Just like that. The system was designed to get the most out of the two processes and reduce waste. This is why it is called closed. To further reduce waste we inserted in the system our patented Tiger Depack, a machine able to completely clean the waste produced in the first phase of the process. In fact, in the first phase, the shredding, the waste (bags or packaging) still retains a lot of organic material. Thanks to the insertion of the Tiger it is possible to completely clean up this fraction and recover all the organic that will then enter the digestion process, reducing the material leaving the plant by 50%.
How many plants have you built and how many projects do you have now?
Since 2012 we built 6 integrated plants still active. We currently have 2 projects to be completed next year and for the construction of two other projects we have closed a tender and we are waiting for the assignment of the works.
What are the reasons confirming the goodness of these systems and which may answer to any “nimby” committees?
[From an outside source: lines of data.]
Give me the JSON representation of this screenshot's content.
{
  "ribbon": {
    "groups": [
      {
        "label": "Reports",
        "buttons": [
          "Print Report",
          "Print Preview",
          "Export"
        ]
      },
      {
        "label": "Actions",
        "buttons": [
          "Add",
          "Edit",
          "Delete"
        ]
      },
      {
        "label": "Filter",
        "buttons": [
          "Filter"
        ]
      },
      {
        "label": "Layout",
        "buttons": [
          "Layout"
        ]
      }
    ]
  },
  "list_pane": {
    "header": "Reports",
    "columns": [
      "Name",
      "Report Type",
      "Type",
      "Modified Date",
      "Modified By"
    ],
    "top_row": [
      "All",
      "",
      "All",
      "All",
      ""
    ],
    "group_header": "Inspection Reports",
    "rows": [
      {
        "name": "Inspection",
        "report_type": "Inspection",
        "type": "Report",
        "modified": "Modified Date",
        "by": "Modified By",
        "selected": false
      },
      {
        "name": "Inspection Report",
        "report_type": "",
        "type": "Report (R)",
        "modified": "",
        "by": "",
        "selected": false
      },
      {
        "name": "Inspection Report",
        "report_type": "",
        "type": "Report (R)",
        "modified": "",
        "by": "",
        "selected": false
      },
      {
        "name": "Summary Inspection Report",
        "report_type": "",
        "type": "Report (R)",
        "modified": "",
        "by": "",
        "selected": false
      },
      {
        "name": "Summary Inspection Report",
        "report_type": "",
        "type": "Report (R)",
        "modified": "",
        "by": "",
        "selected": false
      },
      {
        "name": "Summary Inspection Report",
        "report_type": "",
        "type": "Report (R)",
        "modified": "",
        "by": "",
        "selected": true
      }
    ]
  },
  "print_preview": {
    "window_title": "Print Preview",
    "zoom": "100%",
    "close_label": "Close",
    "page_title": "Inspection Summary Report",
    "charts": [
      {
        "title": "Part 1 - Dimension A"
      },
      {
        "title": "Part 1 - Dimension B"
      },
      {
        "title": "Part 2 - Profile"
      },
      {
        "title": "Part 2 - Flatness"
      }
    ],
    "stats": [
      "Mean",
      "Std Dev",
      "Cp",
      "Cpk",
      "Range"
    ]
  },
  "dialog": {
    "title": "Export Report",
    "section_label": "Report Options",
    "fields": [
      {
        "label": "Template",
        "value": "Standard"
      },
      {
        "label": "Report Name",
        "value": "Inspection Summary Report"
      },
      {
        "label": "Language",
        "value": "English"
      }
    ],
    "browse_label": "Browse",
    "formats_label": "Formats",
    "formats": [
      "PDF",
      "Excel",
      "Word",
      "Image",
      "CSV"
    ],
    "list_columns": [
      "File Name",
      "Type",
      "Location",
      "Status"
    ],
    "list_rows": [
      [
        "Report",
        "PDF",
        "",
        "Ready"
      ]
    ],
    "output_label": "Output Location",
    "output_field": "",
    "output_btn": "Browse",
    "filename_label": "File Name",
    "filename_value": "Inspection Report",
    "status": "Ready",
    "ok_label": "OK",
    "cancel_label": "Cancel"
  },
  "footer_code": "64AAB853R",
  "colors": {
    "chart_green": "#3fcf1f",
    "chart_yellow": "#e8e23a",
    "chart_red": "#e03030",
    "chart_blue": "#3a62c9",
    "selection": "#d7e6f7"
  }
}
The main reason is in the facts and in the intrinsic value of the projects we carried out even in areas with particular environmental, landscape and touristic needs. I am referring, for example, to the Faedo (TN) plant, surrounded by the Trentino vineyards, which was awarded the Green Flag by Legambiente in 2016. The first and only plant in Italy to have received this type of recognition. We are respectful of the territory and careful to always propose solutions that allow us to optimize processes not only from an economic point of view but, above all, from an environmental point of view. A plant that is well integrated into the local area will be more productive, the community will give positive feedback and will be much more collaborative, for example in the case of separate waste collection. Unfortunately, for years in Italy we built plants without taking into account the expectations of the community, creating a situation of disappointment in some cases even for those who have always tried to work in full compliance with current regulations and with eco-friendly innovations. The best response to the committees is certainly in the facts: open the plants to educational visits and discussions to make the value of our commitments visible and verifiable.